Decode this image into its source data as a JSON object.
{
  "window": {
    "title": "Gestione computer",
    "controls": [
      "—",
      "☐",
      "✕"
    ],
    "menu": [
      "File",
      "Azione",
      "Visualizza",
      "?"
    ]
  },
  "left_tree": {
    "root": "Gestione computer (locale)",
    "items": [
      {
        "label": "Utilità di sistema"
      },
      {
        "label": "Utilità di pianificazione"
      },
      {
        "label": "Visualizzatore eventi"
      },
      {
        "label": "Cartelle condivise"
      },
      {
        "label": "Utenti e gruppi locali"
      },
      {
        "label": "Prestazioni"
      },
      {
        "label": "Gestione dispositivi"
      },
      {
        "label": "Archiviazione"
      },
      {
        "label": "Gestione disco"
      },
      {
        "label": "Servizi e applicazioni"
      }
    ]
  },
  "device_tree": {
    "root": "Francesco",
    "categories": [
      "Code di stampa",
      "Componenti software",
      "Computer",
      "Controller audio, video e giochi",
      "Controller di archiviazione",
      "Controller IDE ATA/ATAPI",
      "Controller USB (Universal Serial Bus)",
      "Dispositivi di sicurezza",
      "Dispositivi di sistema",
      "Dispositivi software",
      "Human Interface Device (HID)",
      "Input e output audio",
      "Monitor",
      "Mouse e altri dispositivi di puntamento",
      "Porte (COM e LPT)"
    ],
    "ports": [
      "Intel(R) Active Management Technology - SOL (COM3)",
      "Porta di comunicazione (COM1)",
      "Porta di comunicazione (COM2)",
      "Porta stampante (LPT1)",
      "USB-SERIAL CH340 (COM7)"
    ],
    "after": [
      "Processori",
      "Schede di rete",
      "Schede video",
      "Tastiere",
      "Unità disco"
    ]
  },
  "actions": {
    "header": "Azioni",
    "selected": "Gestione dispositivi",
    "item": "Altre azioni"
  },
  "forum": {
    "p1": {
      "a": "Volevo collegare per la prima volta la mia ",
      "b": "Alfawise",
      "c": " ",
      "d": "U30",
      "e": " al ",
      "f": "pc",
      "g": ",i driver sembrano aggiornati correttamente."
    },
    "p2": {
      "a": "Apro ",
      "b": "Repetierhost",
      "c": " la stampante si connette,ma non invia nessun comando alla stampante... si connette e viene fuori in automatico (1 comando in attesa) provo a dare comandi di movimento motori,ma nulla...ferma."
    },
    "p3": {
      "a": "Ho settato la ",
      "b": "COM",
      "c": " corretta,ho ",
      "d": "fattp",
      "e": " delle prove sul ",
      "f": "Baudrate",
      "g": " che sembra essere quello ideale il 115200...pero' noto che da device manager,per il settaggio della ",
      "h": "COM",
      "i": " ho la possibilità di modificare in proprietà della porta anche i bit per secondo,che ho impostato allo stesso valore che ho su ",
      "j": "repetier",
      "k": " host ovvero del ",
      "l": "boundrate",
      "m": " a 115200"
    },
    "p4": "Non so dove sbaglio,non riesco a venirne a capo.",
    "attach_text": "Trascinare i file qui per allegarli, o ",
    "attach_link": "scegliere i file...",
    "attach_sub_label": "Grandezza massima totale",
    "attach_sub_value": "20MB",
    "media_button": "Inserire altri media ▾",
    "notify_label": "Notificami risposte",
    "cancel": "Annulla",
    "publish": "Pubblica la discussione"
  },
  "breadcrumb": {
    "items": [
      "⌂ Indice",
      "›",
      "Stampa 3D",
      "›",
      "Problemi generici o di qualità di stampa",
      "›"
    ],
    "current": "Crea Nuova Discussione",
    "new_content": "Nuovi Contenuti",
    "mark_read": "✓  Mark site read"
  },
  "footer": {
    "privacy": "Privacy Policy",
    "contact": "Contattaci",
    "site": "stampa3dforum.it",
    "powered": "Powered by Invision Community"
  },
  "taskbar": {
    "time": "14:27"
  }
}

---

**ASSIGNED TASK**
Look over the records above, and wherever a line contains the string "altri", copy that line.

**WRITTEN RESPONSE**
      "Mouse e altri dispositivi di puntamento",
    "media_button": "Inserire altri media ▾",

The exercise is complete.